*** Opening Information ***
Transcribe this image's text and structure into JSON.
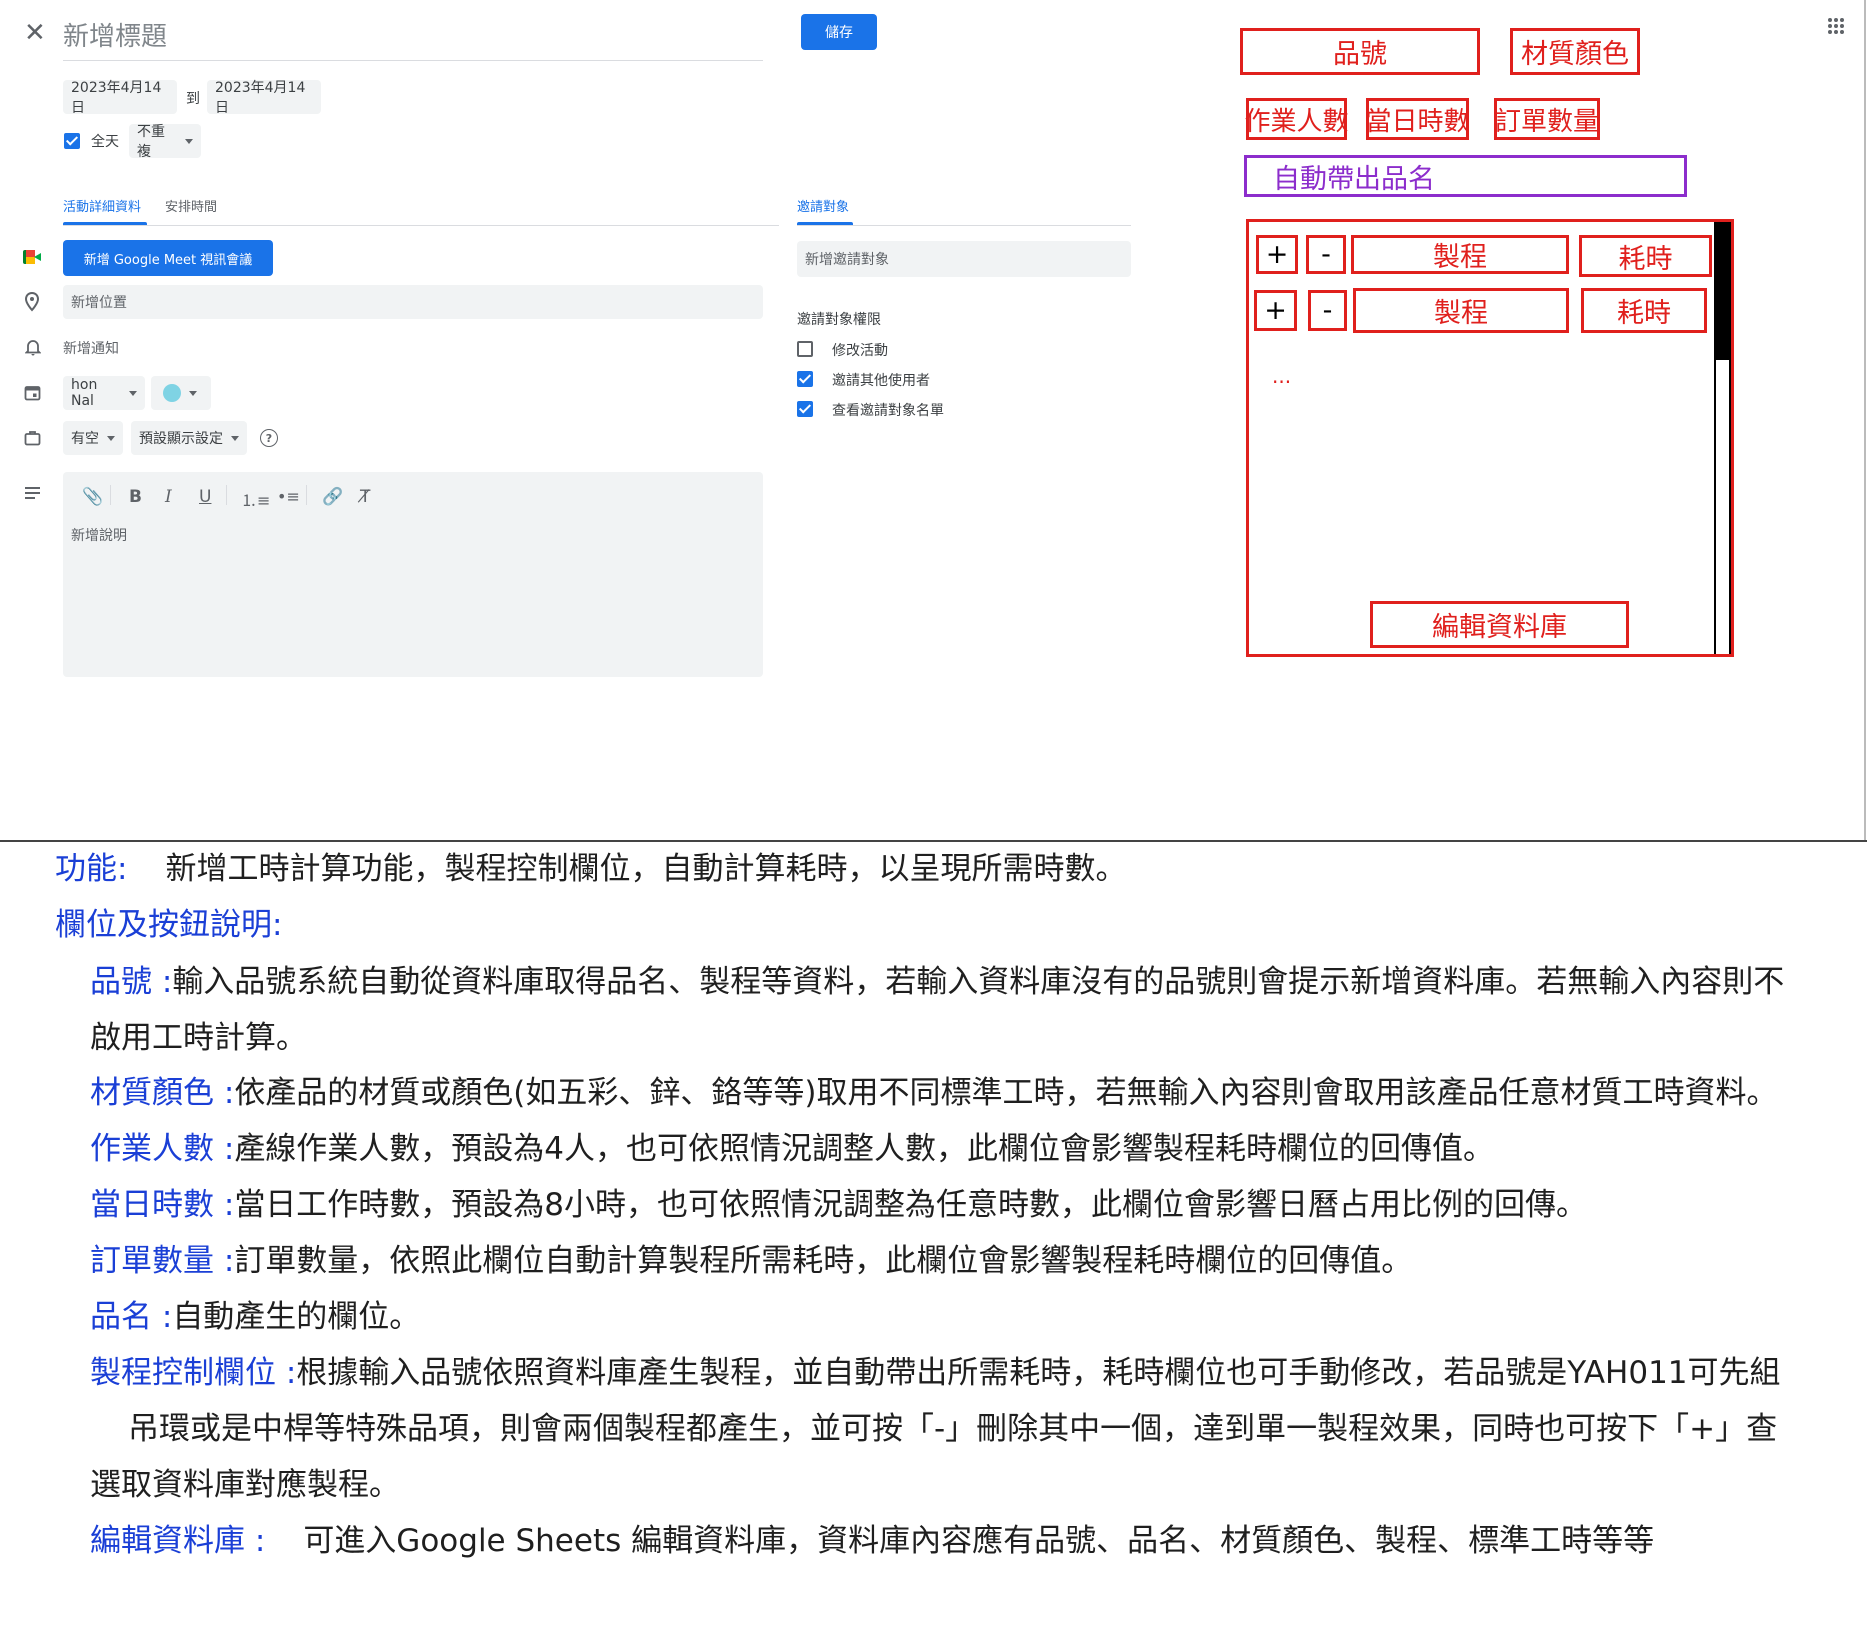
{
  "header": {
    "close_icon": "close-icon",
    "title_placeholder": "新增標題",
    "save_label": "儲存",
    "apps_icon": "apps-grid-icon"
  },
  "dates": {
    "start": "2023年4月14日",
    "to": "到",
    "end": "2023年4月14日"
  },
  "allday": {
    "label": "全天",
    "checked": true,
    "repeat": "不重複"
  },
  "tabs": [
    {
      "label": "活動詳細資料",
      "active": true
    },
    {
      "label": "安排時間",
      "active": false
    }
  ],
  "meet_button": "新增 Google Meet 視訊會議",
  "location_placeholder": "新增位置",
  "notification_label": "新增通知",
  "calendar_name": "hon Nal",
  "calendar_color": "#7fd3e4",
  "availability": "有空",
  "visibility": "預設顯示設定",
  "description_placeholder": "新增說明",
  "guests": {
    "tab_label": "邀請對象",
    "placeholder": "新增邀請對象",
    "permissions_title": "邀請對象權限",
    "permissions": [
      {
        "label": "修改活動",
        "checked": false
      },
      {
        "label": "邀請其他使用者",
        "checked": true
      },
      {
        "label": "查看邀請對象名單",
        "checked": true
      }
    ]
  },
  "mockup": {
    "part_no": "品號",
    "material_color": "材質顏色",
    "workers": "作業人數",
    "daily_hours": "當日時數",
    "order_qty": "訂單數量",
    "auto_name": "自動帶出品名",
    "rows": [
      {
        "plus": "+",
        "minus": "-",
        "process": "製程",
        "time": "耗時"
      },
      {
        "plus": "+",
        "minus": "-",
        "process": "製程",
        "time": "耗時"
      }
    ],
    "ellipsis": "...",
    "edit_db": "編輯資料庫"
  },
  "description": {
    "feature_key": "功能:",
    "feature_text": "新增工時計算功能，製程控制欄位，自動計算耗時，以呈現所需時數。",
    "fields_title": "欄位及按鈕說明:",
    "items": [
      {
        "key": "品號 :",
        "text": "輸入品號系統自動從資料庫取得品名、製程等資料，若輸入資料庫沒有的品號則會提示新增資料庫。若無輸入內容則不"
      },
      {
        "key": "",
        "text": "啟用工時計算。"
      },
      {
        "key": "材質顏色 :",
        "text": "依產品的材質或顏色(如五彩、鋅、鉻等等)取用不同標準工時，若無輸入內容則會取用該產品任意材質工時資料。"
      },
      {
        "key": "作業人數 :",
        "text": "產線作業人數，預設為4人，也可依照情況調整人數，此欄位會影響製程耗時欄位的回傳值。"
      },
      {
        "key": "當日時數 :",
        "text": "當日工作時數，預設為8小時，也可依照情況調整為任意時數，此欄位會影響日曆占用比例的回傳。"
      },
      {
        "key": "訂單數量 :",
        "text": "訂單數量，依照此欄位自動計算製程所需耗時，此欄位會影響製程耗時欄位的回傳值。"
      },
      {
        "key": "品名 :",
        "text": "自動產生的欄位。"
      },
      {
        "key": "製程控制欄位 :",
        "text": "根據輸入品號依照資料庫產生製程，並自動帶出所需耗時，耗時欄位也可手動修改，若品號是YAH011可先組"
      },
      {
        "key": "",
        "text": "吊環或是中桿等特殊品項，則會兩個製程都產生，並可按「-」刪除其中一個，達到單一製程效果，同時也可按下「+」查"
      },
      {
        "key": "",
        "text": "選取資料庫對應製程。"
      },
      {
        "key": "編輯資料庫 :",
        "text": "可進入Google Sheets 編輯資料庫，資料庫內容應有品號、品名、材質顏色、製程、標準工時等等"
      }
    ]
  }
}
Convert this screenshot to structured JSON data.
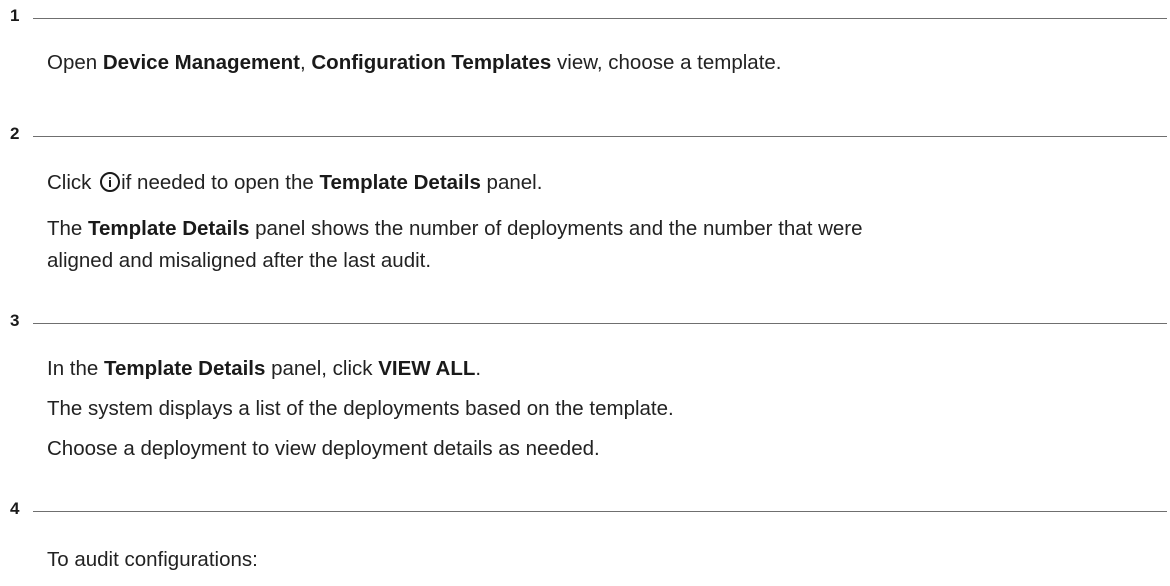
{
  "steps": [
    {
      "number": "1",
      "paragraphs": [
        {
          "runs": [
            {
              "text": "Open "
            },
            {
              "text": "Device Management",
              "bold": true
            },
            {
              "text": ", "
            },
            {
              "text": "Configuration Templates",
              "bold": true
            },
            {
              "text": " view, choose a template."
            }
          ]
        }
      ]
    },
    {
      "number": "2",
      "paragraphs": [
        {
          "runs": [
            {
              "text": "Click "
            },
            {
              "icon": "info-icon"
            },
            {
              "text": "if needed to open the "
            },
            {
              "text": "Template Details",
              "bold": true
            },
            {
              "text": " panel."
            }
          ]
        },
        {
          "runs": [
            {
              "text": "The "
            },
            {
              "text": "Template Details",
              "bold": true
            },
            {
              "text": " panel shows the number of deployments and the number that were"
            }
          ]
        },
        {
          "runs": [
            {
              "text": "aligned and misaligned after the last audit."
            }
          ]
        }
      ]
    },
    {
      "number": "3",
      "paragraphs": [
        {
          "runs": [
            {
              "text": "In the "
            },
            {
              "text": "Template Details",
              "bold": true
            },
            {
              "text": " panel, click "
            },
            {
              "text": "VIEW ALL",
              "bold": true
            },
            {
              "text": "."
            }
          ]
        },
        {
          "runs": [
            {
              "text": "The system displays a list of the deployments based on the template."
            }
          ]
        },
        {
          "runs": [
            {
              "text": "Choose a deployment to view deployment details as needed."
            }
          ]
        }
      ]
    },
    {
      "number": "4",
      "paragraphs": [
        {
          "runs": [
            {
              "text": "To audit configurations:"
            }
          ]
        }
      ]
    }
  ]
}
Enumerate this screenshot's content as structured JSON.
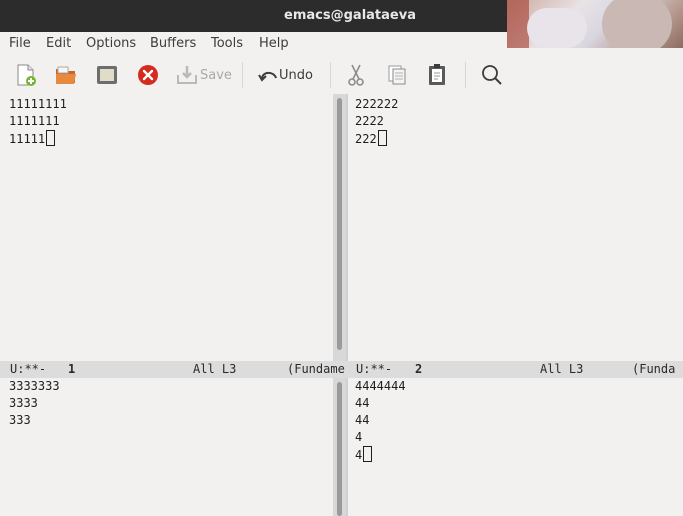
{
  "window": {
    "title": "emacs@galataeva"
  },
  "menu": [
    "File",
    "Edit",
    "Options",
    "Buffers",
    "Tools",
    "Help"
  ],
  "toolbar": {
    "new_file_icon": "new-file-icon",
    "open_icon": "open-folder-icon",
    "dired_icon": "directory-icon",
    "close_icon": "close-buffer-icon",
    "save_label": "Save",
    "undo_label": "Undo",
    "cut_icon": "scissors-icon",
    "copy_icon": "copy-icon",
    "paste_icon": "paste-icon",
    "search_icon": "search-icon"
  },
  "panes": {
    "top_left": {
      "lines": [
        "11111111",
        "1111111",
        "11111"
      ]
    },
    "top_right": {
      "lines": [
        "222222",
        "2222",
        "222"
      ]
    },
    "bottom_left": {
      "lines": [
        "3333333",
        "3333",
        "333"
      ]
    },
    "bottom_right": {
      "lines": [
        "4444444",
        "44",
        "44",
        "4",
        "4"
      ]
    }
  },
  "modelines": {
    "left": {
      "status": "U:**-",
      "buffer": "1",
      "position": "All L3",
      "mode": "(Fundame"
    },
    "right": {
      "status": "U:**-",
      "buffer": "2",
      "position": "All L3",
      "mode": "(Funda"
    }
  },
  "colors": {
    "titlebar": "#2c2c2c",
    "close_red": "#d52b1e",
    "background": "#f2f1f0",
    "modeline": "#dcdcdc"
  }
}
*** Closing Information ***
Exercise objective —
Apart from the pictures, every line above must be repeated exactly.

Output for this task —
Transcribe this image's text and structure into JSON.
{
  "header": {
    "close_icon": "close-icon",
    "title_placeholder": "新增標題",
    "save_label": "儲存",
    "apps_icon": "apps-grid-icon"
  },
  "dates": {
    "start": "2023年4月14日",
    "to": "到",
    "end": "2023年4月14日"
  },
  "allday": {
    "label": "全天",
    "checked": true,
    "repeat": "不重複"
  },
  "tabs": [
    {
      "label": "活動詳細資料",
      "active": true
    },
    {
      "label": "安排時間",
      "active": false
    }
  ],
  "meet_button": "新增 Google Meet 視訊會議",
  "location_placeholder": "新增位置",
  "notification_label": "新增通知",
  "calendar_name": "hon Nal",
  "calendar_color": "#7fd3e4",
  "availability": "有空",
  "visibility": "預設顯示設定",
  "description_placeholder": "新增說明",
  "guests": {
    "tab_label": "邀請對象",
    "placeholder": "新增邀請對象",
    "permissions_title": "邀請對象權限",
    "permissions": [
      {
        "label": "修改活動",
        "checked": false
      },
      {
        "label": "邀請其他使用者",
        "checked": true
      },
      {
        "label": "查看邀請對象名單",
        "checked": true
      }
    ]
  },
  "mockup": {
    "part_no": "品號",
    "material_color": "材質顏色",
    "workers": "作業人數",
    "daily_hours": "當日時數",
    "order_qty": "訂單數量",
    "auto_name": "自動帶出品名",
    "rows": [
      {
        "plus": "+",
        "minus": "-",
        "process": "製程",
        "time": "耗時"
      },
      {
        "plus": "+",
        "minus": "-",
        "process": "製程",
        "time": "耗時"
      }
    ],
    "ellipsis": "...",
    "edit_db": "編輯資料庫"
  },
  "description": {
    "feature_key": "功能:",
    "feature_text": "新增工時計算功能，製程控制欄位，自動計算耗時，以呈現所需時數。",
    "fields_title": "欄位及按鈕說明:",
    "items": [
      {
        "key": "品號 :",
        "text": "輸入品號系統自動從資料庫取得品名、製程等資料，若輸入資料庫沒有的品號則會提示新增資料庫。若無輸入內容則不"
      },
      {
        "key": "",
        "text": "啟用工時計算。"
      },
      {
        "key": "材質顏色 :",
        "text": "依產品的材質或顏色(如五彩、鋅、鉻等等)取用不同標準工時，若無輸入內容則會取用該產品任意材質工時資料。"
      },
      {
        "key": "作業人數 :",
        "text": "產線作業人數，預設為4人，也可依照情況調整人數，此欄位會影響製程耗時欄位的回傳值。"
      },
      {
        "key": "當日時數 :",
        "text": "當日工作時數，預設為8小時，也可依照情況調整為任意時數，此欄位會影響日曆占用比例的回傳。"
      },
      {
        "key": "訂單數量 :",
        "text": "訂單數量，依照此欄位自動計算製程所需耗時，此欄位會影響製程耗時欄位的回傳值。"
      },
      {
        "key": "品名 :",
        "text": "自動產生的欄位。"
      },
      {
        "key": "製程控制欄位 :",
        "text": "根據輸入品號依照資料庫產生製程，並自動帶出所需耗時，耗時欄位也可手動修改，若品號是YAH011可先組"
      },
      {
        "key": "",
        "text": "吊環或是中桿等特殊品項，則會兩個製程都產生，並可按「-」刪除其中一個，達到單一製程效果，同時也可按下「+」查"
      },
      {
        "key": "",
        "text": "選取資料庫對應製程。"
      },
      {
        "key": "編輯資料庫 :",
        "text": "可進入Google Sheets 編輯資料庫，資料庫內容應有品號、品名、材質顏色、製程、標準工時等等"
      }
    ]
  }
}
Convert this screenshot to structured JSON data.
{
  "steps": [
    {
      "number": "1",
      "paragraphs": [
        {
          "runs": [
            {
              "text": "Open "
            },
            {
              "text": "Device Management",
              "bold": true
            },
            {
              "text": ", "
            },
            {
              "text": "Configuration Templates",
              "bold": true
            },
            {
              "text": " view, choose a template."
            }
          ]
        }
      ]
    },
    {
      "number": "2",
      "paragraphs": [
        {
          "runs": [
            {
              "text": "Click "
            },
            {
              "icon": "info-icon"
            },
            {
              "text": "if needed to open the "
            },
            {
              "text": "Template Details",
              "bold": true
            },
            {
              "text": " panel."
            }
          ]
        },
        {
          "runs": [
            {
              "text": "The "
            },
            {
              "text": "Template Details",
              "bold": true
            },
            {
              "text": " panel shows the number of deployments and the number that were"
            }
          ]
        },
        {
          "runs": [
            {
              "text": "aligned and misaligned after the last audit."
            }
          ]
        }
      ]
    },
    {
      "number": "3",
      "paragraphs": [
        {
          "runs": [
            {
              "text": "In the "
            },
            {
              "text": "Template Details",
              "bold": true
            },
            {
              "text": " panel, click "
            },
            {
              "text": "VIEW ALL",
              "bold": true
            },
            {
              "text": "."
            }
          ]
        },
        {
          "runs": [
            {
              "text": "The system displays a list of the deployments based on the template."
            }
          ]
        },
        {
          "runs": [
            {
              "text": "Choose a deployment to view deployment details as needed."
            }
          ]
        }
      ]
    },
    {
      "number": "4",
      "paragraphs": [
        {
          "runs": [
            {
              "text": "To audit configurations:"
            }
          ]
        }
      ]
    }
  ]
}
Enumerate this screenshot's content as structured JSON.
{
  "window": {
    "title": "emacs@galataeva"
  },
  "menu": [
    "File",
    "Edit",
    "Options",
    "Buffers",
    "Tools",
    "Help"
  ],
  "toolbar": {
    "new_file_icon": "new-file-icon",
    "open_icon": "open-folder-icon",
    "dired_icon": "directory-icon",
    "close_icon": "close-buffer-icon",
    "save_label": "Save",
    "undo_label": "Undo",
    "cut_icon": "scissors-icon",
    "copy_icon": "copy-icon",
    "paste_icon": "paste-icon",
    "search_icon": "search-icon"
  },
  "panes": {
    "top_left": {
      "lines": [
        "11111111",
        "1111111",
        "11111"
      ]
    },
    "top_right": {
      "lines": [
        "222222",
        "2222",
        "222"
      ]
    },
    "bottom_left": {
      "lines": [
        "3333333",
        "3333",
        "333"
      ]
    },
    "bottom_right": {
      "lines": [
        "4444444",
        "44",
        "44",
        "4",
        "4"
      ]
    }
  },
  "modelines": {
    "left": {
      "status": "U:**-",
      "buffer": "1",
      "position": "All L3",
      "mode": "(Fundame"
    },
    "right": {
      "status": "U:**-",
      "buffer": "2",
      "position": "All L3",
      "mode": "(Funda"
    }
  },
  "colors": {
    "titlebar": "#2c2c2c",
    "close_red": "#d52b1e",
    "background": "#f2f1f0",
    "modeline": "#dcdcdc"
  }
}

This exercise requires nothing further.